Content Map Terms

Epilepsy: Complex Partial Seizures

Topic Overview

Complex partial seizures occur in children and adults with certain forms of epilepsy. They are the most common type of seizure in adults.

  • An aura may occur at the beginning of a seizure. It may consist of a strange smell, taste, sound, or visual disturbance, an unexplained feeling of fear or anxiety, or a sense that everything seems strangely familiar, like it has all happened before (déjà vu), or strangely unfamiliar (jamais vu).
  • The seizure changes the person's level of consciousness. The person may appear awake but cannot respond to anything or anyone around him or her. The person usually stares into space.
  • The seizure may include involuntary movements called automatisms, such as lip-smacking, chewing, hand wringing, picking, and swallowing.
  • The seizure lasts 30 seconds to 2 minutes.

Most people who have complex partial seizures do not remember having them. After a seizure, the person will be confused or disoriented and may have a hard time speaking and swallowing for several minutes.
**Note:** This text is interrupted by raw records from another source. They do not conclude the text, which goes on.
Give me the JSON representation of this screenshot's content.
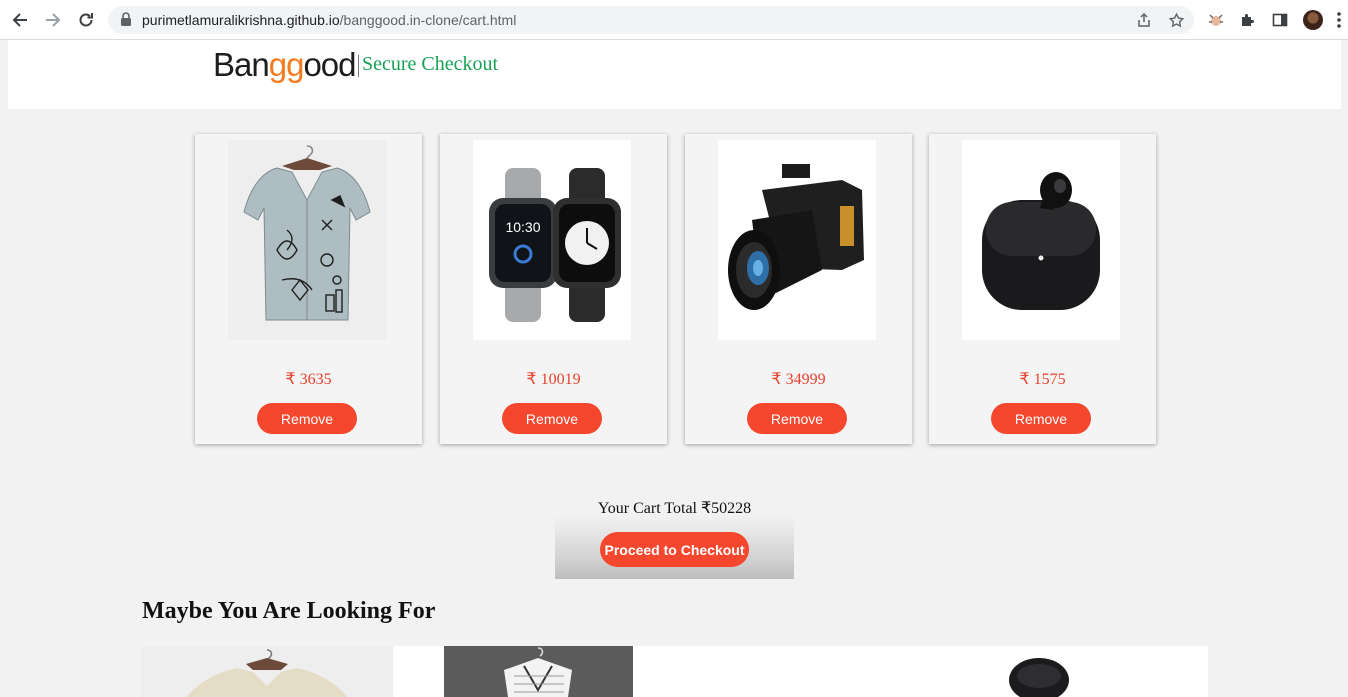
{
  "browser": {
    "url_host": "purimetlamuralikrishna.github.io",
    "url_path": "/banggood.in-clone/cart.html"
  },
  "header": {
    "logo_part1": "Ban",
    "logo_part2": "gg",
    "logo_part3": "ood",
    "subtitle": "Secure Checkout"
  },
  "cart": {
    "items": [
      {
        "name": "shirt",
        "price": "₹ 3635",
        "remove_label": "Remove"
      },
      {
        "name": "smartwatch",
        "price": "₹ 10019",
        "remove_label": "Remove"
      },
      {
        "name": "camera",
        "price": "₹ 34999",
        "remove_label": "Remove"
      },
      {
        "name": "earbuds",
        "price": "₹ 1575",
        "remove_label": "Remove"
      }
    ],
    "total_text": "Your Cart Total ₹50228",
    "checkout_label": "Proceed to Checkout"
  },
  "suggestions": {
    "heading": "Maybe You Are Looking For"
  },
  "colors": {
    "accent": "#f4472e",
    "price": "#e8412c",
    "secure_green": "#18a153",
    "logo_orange": "#f47c20"
  }
}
Complex partial seizures are often confused with absence seizures, a type of generalized seizure. Absence seizures, though, never begin with an aura and last only 5 to 15 seconds. Also, a person is fully alert after an absence seizure and may continue with whatever he or she was doing before the seizure as though nothing has happened.

Credits

Current as of:
April 8, 2021

Author: Healthwise Staff
Medical Review:
John Pope MD - Pediatrics
Brian D. O'Brien MD - Internal Medicine
Martin J. Gabica MD - Family Medicine
Kathleen Romito MD - Family Medicine
Steven C. Schachter MD - Neurology